▶ **Problem statement**
Copy every line from the records below that carries the word "name".

▶ **Information**
# # # # #

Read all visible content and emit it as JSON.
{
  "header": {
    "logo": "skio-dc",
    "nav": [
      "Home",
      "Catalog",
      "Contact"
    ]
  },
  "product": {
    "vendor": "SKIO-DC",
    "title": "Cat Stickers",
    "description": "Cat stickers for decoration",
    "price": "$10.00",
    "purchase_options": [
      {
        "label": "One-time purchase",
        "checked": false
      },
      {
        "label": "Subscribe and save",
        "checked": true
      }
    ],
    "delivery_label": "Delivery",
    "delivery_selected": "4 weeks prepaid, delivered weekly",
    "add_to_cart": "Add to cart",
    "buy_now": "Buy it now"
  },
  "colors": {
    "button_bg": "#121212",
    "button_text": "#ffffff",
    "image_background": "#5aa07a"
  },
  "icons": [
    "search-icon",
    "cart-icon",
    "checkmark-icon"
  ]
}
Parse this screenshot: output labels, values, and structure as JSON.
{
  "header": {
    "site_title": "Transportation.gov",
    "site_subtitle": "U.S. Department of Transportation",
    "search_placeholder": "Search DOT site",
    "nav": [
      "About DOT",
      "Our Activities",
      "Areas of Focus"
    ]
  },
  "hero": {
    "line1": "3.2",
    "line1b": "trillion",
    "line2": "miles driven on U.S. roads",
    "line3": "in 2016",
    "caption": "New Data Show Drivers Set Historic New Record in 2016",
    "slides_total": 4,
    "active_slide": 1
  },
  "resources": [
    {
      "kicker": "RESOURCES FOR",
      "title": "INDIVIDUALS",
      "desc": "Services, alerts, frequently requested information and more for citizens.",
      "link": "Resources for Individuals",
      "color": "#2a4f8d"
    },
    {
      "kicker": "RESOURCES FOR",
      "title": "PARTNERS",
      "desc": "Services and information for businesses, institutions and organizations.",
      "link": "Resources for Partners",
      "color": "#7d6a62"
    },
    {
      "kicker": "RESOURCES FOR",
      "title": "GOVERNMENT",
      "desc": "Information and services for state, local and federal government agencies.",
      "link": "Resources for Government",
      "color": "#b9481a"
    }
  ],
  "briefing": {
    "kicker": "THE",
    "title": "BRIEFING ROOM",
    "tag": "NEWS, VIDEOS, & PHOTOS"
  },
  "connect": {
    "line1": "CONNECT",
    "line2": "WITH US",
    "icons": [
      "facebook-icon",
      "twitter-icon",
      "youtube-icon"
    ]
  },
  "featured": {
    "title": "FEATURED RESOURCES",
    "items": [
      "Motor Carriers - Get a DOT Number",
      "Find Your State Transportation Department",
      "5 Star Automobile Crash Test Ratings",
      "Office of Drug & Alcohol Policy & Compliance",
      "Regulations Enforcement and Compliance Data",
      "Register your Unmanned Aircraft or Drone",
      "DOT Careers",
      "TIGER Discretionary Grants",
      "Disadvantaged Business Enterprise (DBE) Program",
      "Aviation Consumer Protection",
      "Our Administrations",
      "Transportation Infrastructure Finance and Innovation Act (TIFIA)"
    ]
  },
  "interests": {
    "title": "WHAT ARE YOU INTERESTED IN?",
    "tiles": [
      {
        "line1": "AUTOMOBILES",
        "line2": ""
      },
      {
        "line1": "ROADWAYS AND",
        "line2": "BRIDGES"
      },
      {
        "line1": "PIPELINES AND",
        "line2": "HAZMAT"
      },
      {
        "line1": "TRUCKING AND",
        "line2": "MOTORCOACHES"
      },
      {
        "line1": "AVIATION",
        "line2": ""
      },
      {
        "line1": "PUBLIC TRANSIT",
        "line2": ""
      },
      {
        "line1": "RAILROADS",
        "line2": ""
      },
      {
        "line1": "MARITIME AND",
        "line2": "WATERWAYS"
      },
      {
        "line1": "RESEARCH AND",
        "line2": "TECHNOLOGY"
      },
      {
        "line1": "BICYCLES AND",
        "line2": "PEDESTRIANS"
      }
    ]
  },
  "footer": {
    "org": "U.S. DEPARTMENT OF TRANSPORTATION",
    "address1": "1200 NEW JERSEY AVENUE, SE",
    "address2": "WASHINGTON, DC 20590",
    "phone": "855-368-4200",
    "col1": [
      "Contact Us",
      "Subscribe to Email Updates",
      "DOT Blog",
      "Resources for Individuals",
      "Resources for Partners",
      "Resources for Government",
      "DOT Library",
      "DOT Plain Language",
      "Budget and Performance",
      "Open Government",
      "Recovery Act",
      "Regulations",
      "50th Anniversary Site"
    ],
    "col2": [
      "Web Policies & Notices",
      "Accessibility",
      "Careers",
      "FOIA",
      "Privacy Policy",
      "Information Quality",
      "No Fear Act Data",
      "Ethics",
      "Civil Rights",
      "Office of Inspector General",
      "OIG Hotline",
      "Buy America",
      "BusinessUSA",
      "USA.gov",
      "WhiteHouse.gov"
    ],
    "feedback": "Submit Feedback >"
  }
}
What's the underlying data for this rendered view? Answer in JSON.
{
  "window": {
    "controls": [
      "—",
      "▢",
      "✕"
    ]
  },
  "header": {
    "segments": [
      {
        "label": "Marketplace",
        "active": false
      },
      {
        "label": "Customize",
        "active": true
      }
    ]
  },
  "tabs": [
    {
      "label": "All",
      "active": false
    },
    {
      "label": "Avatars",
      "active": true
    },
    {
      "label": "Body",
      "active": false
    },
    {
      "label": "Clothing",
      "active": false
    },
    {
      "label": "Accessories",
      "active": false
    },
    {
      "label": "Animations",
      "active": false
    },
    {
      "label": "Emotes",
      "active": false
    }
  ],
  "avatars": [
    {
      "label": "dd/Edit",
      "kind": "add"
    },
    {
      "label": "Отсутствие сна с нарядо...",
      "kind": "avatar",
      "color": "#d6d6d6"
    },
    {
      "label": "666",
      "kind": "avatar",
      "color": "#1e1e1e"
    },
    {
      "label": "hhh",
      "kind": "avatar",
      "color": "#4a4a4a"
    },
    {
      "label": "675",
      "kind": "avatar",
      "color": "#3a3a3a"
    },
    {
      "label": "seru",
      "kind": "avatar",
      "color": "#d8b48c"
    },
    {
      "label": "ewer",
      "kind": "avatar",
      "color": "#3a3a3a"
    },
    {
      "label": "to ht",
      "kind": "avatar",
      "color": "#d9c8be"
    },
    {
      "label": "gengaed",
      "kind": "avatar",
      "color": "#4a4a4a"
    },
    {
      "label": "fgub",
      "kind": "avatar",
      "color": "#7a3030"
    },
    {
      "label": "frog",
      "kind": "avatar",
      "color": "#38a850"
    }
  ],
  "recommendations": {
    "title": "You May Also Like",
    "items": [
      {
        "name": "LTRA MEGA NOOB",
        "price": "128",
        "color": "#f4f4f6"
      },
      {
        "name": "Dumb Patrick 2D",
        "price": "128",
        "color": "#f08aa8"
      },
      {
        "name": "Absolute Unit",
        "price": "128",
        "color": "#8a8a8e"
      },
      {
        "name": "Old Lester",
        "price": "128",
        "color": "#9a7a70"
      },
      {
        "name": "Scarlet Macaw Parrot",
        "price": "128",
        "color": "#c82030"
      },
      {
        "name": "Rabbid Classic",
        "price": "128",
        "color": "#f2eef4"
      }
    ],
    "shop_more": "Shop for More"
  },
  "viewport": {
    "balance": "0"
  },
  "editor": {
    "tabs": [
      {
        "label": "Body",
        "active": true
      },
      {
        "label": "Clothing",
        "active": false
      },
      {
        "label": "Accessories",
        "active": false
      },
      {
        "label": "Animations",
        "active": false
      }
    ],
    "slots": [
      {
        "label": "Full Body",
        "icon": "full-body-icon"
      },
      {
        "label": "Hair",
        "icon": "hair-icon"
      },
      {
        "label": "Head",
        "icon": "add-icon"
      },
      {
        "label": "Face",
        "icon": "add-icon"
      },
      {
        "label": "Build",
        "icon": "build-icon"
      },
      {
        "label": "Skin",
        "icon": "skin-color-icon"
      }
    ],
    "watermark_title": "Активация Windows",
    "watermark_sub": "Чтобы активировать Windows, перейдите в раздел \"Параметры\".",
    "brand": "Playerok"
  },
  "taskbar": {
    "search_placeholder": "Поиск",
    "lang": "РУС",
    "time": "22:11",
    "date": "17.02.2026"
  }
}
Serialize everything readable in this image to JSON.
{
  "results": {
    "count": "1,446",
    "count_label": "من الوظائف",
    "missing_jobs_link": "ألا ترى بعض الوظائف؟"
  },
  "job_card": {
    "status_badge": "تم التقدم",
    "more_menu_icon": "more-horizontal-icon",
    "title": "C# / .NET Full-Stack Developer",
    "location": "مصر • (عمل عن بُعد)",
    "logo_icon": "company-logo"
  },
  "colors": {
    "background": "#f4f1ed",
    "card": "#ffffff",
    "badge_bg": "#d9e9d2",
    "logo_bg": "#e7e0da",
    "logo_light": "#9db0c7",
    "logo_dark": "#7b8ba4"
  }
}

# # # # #

▶ **Solution to the problem**
        "name": "LTRA MEGA NOOB",
        "name": "Dumb Patrick 2D",
        "name": "Absolute Unit",
        "name": "Old Lester",
        "name": "Scarlet Macaw Parrot",
        "name": "Rabbid Classic",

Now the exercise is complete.